(What you will do): What is needed is each line of the data below that holds the string "text".
Data for the task Block Start
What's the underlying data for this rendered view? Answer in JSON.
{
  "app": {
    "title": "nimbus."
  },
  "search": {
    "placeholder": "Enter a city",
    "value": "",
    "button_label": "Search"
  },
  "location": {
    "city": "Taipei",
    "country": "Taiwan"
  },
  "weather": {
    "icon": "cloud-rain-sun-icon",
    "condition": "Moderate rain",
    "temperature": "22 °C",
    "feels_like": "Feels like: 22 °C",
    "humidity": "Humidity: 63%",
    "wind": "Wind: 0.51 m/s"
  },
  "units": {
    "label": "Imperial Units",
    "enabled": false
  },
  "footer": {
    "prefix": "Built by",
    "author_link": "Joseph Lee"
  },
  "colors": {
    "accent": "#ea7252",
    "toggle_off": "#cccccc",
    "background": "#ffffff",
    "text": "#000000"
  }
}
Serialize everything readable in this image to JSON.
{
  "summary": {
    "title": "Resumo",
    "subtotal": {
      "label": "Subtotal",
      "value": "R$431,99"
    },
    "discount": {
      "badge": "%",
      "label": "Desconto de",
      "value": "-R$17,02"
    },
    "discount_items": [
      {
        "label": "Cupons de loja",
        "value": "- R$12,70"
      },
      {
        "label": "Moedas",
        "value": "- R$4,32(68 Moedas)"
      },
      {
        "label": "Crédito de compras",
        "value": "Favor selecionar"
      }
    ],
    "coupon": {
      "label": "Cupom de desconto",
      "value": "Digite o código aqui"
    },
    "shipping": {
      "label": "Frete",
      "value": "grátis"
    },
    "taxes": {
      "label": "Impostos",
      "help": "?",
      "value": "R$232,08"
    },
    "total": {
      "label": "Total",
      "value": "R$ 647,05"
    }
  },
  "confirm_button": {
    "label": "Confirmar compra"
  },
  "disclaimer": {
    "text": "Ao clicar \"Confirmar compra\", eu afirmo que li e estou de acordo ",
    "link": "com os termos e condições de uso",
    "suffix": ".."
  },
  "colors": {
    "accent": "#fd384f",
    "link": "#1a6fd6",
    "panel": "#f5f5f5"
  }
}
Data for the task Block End
(Solution below):
    "text": "#000000"
    "text": "Ao clicar \"Confirmar compra\", eu afirmo que li e estou de acordo ",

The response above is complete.